Look through the records and copy every line in which "emoji" appears.

:: PROVIDED ENTRIES

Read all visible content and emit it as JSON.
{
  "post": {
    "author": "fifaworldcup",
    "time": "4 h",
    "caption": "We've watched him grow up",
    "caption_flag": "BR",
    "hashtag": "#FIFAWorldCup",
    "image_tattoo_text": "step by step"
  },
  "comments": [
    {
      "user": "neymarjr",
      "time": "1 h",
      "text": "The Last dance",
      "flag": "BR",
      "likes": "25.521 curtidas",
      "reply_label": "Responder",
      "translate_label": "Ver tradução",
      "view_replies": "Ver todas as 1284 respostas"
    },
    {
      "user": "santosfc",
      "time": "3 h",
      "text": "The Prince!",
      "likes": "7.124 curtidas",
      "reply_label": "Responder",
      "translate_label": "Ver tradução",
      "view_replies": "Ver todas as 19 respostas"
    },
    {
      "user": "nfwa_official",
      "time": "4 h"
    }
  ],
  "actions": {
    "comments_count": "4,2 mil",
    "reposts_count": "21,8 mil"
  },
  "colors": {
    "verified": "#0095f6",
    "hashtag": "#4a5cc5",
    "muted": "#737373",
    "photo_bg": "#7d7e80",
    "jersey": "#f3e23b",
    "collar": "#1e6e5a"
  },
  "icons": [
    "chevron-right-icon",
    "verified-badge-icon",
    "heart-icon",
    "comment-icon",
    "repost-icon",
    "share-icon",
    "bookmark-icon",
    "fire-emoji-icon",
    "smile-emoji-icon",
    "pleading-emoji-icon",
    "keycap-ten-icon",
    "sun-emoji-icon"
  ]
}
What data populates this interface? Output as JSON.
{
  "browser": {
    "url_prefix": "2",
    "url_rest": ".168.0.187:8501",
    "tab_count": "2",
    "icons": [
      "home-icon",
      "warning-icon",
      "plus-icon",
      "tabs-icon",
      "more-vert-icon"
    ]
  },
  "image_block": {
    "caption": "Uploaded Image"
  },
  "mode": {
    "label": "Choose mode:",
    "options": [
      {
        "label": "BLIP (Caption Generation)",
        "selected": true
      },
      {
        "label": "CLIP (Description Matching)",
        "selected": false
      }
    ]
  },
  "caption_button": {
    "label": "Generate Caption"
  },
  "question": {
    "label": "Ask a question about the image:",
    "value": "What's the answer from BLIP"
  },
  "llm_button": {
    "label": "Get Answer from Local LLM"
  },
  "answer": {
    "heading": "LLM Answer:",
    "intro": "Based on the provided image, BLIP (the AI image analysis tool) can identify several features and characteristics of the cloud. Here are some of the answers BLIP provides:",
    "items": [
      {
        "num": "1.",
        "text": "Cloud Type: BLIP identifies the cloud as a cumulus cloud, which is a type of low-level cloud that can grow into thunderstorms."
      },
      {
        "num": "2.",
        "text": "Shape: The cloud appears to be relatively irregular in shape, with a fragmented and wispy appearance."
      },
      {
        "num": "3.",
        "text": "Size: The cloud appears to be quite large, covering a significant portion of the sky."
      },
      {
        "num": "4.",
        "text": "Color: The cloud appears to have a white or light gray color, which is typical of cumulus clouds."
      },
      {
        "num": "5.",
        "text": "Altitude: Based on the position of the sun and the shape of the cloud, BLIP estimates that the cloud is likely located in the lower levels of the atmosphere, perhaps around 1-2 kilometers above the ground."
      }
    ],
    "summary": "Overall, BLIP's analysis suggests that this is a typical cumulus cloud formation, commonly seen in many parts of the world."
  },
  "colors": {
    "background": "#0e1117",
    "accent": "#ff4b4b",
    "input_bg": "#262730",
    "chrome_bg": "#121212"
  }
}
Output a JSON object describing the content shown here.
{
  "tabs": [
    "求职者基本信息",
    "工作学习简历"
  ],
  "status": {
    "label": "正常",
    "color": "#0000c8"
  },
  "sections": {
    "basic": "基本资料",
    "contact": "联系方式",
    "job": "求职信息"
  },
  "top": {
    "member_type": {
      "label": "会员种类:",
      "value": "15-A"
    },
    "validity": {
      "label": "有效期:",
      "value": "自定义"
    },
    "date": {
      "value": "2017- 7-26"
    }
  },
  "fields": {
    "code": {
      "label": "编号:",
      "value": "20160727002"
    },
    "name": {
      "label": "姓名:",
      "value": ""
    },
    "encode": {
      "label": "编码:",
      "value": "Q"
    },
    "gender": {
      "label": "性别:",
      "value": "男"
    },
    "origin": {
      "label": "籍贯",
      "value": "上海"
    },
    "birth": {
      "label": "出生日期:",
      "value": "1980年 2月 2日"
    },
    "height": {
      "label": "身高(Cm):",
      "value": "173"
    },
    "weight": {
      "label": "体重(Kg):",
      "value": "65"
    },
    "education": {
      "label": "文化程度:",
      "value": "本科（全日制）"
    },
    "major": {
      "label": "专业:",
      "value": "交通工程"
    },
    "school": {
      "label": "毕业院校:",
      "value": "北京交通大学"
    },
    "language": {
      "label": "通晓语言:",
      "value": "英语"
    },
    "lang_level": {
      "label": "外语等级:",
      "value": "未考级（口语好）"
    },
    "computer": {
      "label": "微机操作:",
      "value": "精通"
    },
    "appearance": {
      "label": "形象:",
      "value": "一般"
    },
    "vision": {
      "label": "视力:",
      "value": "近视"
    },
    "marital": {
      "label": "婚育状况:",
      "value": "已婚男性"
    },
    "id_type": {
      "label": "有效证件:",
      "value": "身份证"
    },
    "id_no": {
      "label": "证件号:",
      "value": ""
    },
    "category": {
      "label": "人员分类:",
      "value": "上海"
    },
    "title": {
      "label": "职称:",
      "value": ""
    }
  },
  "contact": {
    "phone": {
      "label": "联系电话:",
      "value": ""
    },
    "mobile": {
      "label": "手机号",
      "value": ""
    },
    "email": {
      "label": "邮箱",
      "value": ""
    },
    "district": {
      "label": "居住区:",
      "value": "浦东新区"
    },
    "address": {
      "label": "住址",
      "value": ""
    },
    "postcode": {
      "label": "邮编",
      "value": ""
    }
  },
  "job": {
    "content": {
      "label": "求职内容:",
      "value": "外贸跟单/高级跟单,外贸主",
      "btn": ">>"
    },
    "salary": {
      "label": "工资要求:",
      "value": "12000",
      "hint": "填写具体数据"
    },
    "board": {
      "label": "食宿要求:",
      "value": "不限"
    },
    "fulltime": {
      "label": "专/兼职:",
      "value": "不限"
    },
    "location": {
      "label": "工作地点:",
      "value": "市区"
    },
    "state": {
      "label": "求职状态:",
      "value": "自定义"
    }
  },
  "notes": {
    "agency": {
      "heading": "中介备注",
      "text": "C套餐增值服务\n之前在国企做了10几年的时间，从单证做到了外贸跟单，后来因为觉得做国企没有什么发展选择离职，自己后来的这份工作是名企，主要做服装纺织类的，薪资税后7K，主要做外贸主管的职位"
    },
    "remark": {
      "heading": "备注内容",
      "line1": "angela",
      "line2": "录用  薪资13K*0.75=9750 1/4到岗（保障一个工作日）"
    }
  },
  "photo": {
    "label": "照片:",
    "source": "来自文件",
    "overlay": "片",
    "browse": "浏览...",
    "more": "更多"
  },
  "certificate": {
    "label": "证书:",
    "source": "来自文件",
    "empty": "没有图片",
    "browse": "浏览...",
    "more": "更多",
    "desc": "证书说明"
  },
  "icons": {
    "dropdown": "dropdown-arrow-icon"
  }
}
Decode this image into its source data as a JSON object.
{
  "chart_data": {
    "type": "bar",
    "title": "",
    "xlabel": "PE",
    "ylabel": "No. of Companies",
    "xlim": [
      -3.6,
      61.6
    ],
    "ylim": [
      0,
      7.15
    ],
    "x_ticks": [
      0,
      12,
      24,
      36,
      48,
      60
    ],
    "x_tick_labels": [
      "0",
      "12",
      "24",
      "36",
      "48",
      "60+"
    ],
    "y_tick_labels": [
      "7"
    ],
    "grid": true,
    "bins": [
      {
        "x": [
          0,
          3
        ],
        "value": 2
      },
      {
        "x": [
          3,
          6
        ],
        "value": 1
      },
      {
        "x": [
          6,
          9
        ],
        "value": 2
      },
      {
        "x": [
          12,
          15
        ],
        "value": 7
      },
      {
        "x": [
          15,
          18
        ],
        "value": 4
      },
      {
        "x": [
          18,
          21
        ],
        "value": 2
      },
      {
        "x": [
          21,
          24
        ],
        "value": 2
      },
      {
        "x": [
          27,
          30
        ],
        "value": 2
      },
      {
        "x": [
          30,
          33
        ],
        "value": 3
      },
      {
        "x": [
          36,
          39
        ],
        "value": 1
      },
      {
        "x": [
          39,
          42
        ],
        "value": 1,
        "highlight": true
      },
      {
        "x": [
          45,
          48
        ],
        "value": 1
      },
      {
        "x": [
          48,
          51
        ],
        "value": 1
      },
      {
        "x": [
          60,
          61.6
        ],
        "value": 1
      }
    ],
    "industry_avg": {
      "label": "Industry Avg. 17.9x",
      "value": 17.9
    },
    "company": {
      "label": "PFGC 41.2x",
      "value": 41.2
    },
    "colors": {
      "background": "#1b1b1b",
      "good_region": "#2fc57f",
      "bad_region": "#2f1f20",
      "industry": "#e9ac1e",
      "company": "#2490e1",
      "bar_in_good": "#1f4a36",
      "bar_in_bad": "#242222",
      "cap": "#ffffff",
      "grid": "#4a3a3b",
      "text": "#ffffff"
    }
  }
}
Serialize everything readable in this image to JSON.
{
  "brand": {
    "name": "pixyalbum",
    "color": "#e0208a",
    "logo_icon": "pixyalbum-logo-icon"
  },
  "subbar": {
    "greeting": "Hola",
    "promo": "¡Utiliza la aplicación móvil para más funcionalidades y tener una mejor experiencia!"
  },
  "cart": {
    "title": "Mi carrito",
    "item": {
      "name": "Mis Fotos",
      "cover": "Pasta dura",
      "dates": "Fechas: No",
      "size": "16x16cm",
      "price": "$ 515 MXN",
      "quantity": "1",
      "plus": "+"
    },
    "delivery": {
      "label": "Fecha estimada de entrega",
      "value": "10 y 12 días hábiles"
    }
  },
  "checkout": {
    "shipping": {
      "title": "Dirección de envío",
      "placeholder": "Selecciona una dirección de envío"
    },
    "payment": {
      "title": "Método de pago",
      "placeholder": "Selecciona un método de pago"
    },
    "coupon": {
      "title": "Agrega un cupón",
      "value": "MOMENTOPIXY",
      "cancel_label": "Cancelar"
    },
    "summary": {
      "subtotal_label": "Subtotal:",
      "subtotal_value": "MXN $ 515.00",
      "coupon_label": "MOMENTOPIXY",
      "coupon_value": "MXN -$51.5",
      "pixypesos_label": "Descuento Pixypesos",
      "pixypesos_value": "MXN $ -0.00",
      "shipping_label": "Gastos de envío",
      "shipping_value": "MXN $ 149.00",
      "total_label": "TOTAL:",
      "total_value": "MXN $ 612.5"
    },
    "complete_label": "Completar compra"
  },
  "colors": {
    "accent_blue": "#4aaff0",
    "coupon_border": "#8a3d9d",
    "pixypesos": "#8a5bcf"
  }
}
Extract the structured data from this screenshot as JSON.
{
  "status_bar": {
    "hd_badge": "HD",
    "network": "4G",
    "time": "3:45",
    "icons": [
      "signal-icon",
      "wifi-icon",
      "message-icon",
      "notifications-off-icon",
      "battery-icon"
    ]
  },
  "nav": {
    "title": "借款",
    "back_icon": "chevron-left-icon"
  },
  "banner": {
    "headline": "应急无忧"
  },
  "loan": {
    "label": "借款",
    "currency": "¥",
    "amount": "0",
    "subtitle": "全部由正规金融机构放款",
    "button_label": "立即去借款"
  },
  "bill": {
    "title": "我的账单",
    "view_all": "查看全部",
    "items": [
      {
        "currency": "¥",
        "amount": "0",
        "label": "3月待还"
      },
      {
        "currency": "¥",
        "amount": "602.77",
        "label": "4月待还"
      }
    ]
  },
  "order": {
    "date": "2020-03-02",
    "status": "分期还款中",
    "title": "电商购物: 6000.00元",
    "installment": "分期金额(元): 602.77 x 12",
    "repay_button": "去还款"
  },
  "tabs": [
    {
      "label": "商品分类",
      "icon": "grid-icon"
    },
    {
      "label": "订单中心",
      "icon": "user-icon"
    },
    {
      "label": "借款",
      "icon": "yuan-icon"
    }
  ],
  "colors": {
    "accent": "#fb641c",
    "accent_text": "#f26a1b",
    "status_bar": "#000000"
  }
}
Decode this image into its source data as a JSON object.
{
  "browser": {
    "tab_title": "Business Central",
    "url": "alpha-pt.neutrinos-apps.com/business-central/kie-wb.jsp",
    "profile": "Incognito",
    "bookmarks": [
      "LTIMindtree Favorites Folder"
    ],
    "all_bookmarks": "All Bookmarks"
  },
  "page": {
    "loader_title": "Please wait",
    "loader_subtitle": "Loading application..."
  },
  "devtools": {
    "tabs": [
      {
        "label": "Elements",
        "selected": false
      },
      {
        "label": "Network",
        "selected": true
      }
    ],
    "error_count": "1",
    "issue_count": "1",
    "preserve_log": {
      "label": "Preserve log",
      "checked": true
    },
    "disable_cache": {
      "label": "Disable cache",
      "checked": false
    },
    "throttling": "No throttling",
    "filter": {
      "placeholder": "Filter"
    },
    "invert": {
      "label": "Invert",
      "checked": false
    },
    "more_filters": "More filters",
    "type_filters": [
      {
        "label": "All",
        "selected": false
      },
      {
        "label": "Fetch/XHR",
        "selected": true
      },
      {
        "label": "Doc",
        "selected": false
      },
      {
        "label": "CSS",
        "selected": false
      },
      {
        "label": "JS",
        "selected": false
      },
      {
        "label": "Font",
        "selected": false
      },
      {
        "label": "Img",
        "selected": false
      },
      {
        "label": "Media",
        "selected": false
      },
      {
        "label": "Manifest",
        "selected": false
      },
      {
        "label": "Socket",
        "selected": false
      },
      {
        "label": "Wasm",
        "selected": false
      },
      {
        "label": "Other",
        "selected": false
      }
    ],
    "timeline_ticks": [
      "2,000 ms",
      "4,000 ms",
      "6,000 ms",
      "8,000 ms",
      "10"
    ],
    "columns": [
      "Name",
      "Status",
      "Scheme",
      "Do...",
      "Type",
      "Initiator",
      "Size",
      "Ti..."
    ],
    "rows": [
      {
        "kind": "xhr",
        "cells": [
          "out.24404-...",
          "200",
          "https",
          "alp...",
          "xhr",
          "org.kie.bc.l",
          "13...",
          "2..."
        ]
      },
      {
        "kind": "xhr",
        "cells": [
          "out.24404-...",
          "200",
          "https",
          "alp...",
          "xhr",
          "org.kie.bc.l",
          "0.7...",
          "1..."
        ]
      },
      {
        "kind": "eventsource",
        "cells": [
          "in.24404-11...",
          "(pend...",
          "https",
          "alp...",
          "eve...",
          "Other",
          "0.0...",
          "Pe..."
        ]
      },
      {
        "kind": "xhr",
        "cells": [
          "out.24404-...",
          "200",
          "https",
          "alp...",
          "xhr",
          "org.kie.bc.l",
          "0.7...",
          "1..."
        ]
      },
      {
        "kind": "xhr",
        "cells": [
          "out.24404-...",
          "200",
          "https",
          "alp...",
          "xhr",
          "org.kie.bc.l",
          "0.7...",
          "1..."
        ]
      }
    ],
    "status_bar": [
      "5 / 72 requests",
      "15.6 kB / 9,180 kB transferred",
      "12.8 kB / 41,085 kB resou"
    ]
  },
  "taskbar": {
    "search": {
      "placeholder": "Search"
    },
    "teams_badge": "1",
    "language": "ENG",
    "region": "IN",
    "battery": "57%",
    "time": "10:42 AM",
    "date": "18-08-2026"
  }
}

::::

* _REPLY_:
    "fire-emoji-icon",
    "smile-emoji-icon",
    "pleading-emoji-icon",
    "sun-emoji-icon"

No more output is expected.